§ **Component data from apps and pages**
______________________________
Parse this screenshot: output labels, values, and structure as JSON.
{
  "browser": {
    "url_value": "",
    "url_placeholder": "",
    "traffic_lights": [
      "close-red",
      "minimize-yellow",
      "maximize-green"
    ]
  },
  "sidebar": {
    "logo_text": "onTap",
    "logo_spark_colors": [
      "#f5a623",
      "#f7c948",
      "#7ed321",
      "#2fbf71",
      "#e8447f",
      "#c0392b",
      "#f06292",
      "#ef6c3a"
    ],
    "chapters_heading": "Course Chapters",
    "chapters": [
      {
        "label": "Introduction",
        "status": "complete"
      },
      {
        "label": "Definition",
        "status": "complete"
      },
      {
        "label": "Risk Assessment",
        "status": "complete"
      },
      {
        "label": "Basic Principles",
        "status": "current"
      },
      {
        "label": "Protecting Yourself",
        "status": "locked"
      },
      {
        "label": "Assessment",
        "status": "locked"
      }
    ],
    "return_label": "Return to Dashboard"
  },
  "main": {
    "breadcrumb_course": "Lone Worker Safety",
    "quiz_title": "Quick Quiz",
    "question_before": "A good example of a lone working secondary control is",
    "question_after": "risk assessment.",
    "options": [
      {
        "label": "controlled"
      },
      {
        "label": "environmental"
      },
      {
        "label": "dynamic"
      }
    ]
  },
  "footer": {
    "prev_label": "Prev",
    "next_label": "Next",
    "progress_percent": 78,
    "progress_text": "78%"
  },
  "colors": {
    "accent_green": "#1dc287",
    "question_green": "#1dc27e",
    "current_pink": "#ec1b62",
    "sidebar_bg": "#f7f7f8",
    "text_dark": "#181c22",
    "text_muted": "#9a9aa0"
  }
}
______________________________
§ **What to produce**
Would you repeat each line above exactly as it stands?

§ **Finished exercise**
Parse this screenshot: output labels, values, and structure as JSON.
{
  "browser": {
    "url_value": "",
    "url_placeholder": "",
    "traffic_lights": [
      "close-red",
      "minimize-yellow",
      "maximize-green"
    ]
  },
  "sidebar": {
    "logo_text": "onTap",
    "logo_spark_colors": [
      "#f5a623",
      "#f7c948",
      "#7ed321",
      "#2fbf71",
      "#e8447f",
      "#c0392b",
      "#f06292",
      "#ef6c3a"
    ],
    "chapters_heading": "Course Chapters",
    "chapters": [
      {
        "label": "Introduction",
        "status": "complete"
      },
      {
        "label": "Definition",
        "status": "complete"
      },
      {
        "label": "Risk Assessment",
        "status": "complete"
      },
      {
        "label": "Basic Principles",
        "status": "current"
      },
      {
        "label": "Protecting Yourself",
        "status": "locked"
      },
      {
        "label": "Assessment",
        "status": "locked"
      }
    ],
    "return_label": "Return to Dashboard"
  },
  "main": {
    "breadcrumb_course": "Lone Worker Safety",
    "quiz_title": "Quick Quiz",
    "question_before": "A good example of a lone working secondary control is",
    "question_after": "risk assessment.",
    "options": [
      {
        "label": "controlled"
      },
      {
        "label": "environmental"
      },
      {
        "label": "dynamic"
      }
    ]
  },
  "footer": {
    "prev_label": "Prev",
    "next_label": "Next",
    "progress_percent": 78,
    "progress_text": "78%"
  },
  "colors": {
    "accent_green": "#1dc287",
    "question_green": "#1dc27e",
    "current_pink": "#ec1b62",
    "sidebar_bg": "#f7f7f8",
    "text_dark": "#181c22",
    "text_muted": "#9a9aa0"
  }
}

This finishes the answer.